* **Exercise**: Strip out the pictures and output each remaining line of the data word for word.

Data about app and page elements

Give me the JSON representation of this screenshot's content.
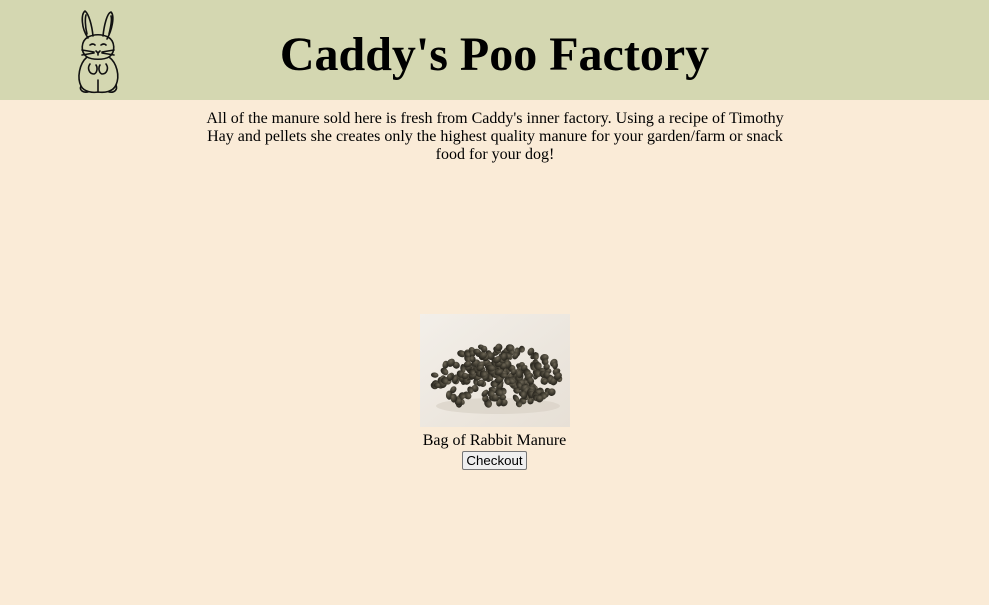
{
  "header": {
    "title": "Caddy's Poo Factory",
    "logo_icon": "rabbit-icon",
    "background_color": "#d4d7b1"
  },
  "intro": {
    "text": "All of the manure sold here is fresh from Caddy's inner factory. Using a recipe of Timothy Hay and pellets she creates only the highest quality manure for your garden/farm or snack food for your dog!"
  },
  "product": {
    "image_icon": "rabbit-pellets-image",
    "name": "Bag of Rabbit Manure",
    "checkout_label": "Checkout"
  },
  "page": {
    "background_color": "#faebd7"
  }
}
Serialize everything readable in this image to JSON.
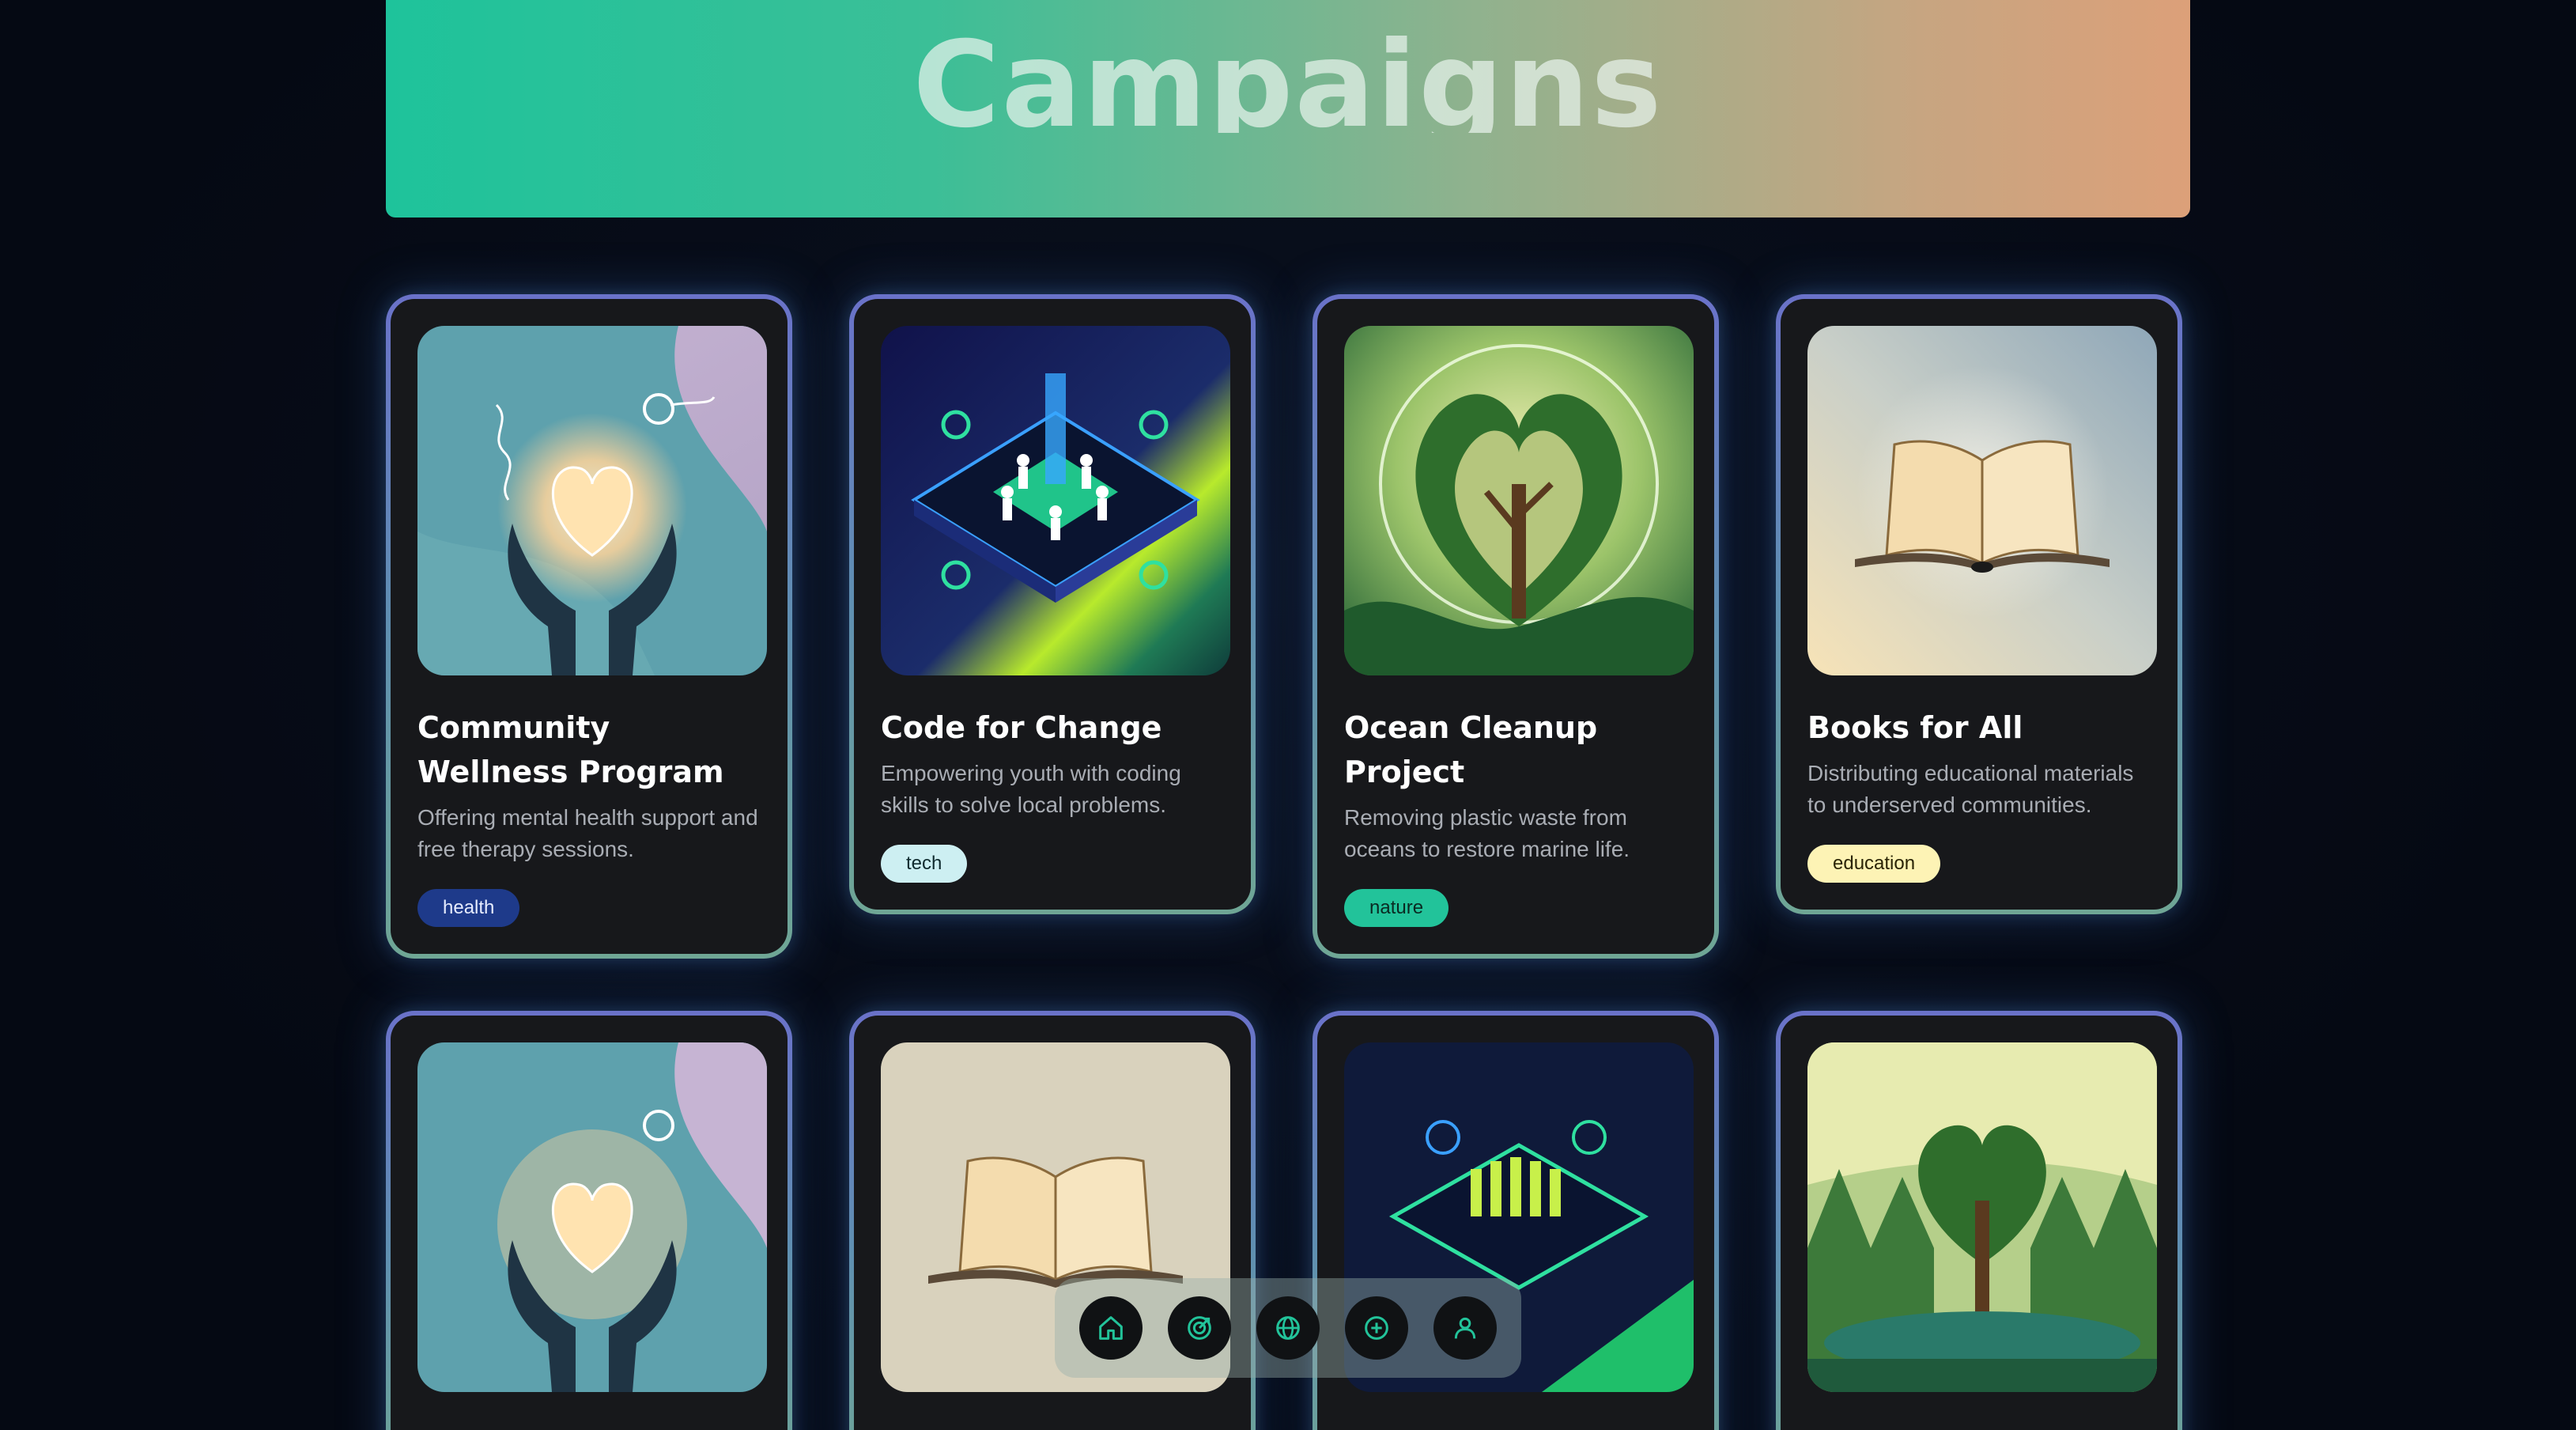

* **Response**:
Give me the JSON representation of this screenshot's content.
{
  "header": {
    "title": "Caddy's Poo Factory",
    "logo_icon": "rabbit-icon",
    "background_color": "#d4d7b1"
  },
  "intro": {
    "text": "All of the manure sold here is fresh from Caddy's inner factory. Using a recipe of Timothy Hay and pellets she creates only the highest quality manure for your garden/farm or snack food for your dog!"
  },
  "product": {
    "image_icon": "rabbit-pellets-image",
    "name": "Bag of Rabbit Manure",
    "checkout_label": "Checkout"
  },
  "page": {
    "background_color": "#faebd7"
  }
}
Serialize everything readable in this image to JSON.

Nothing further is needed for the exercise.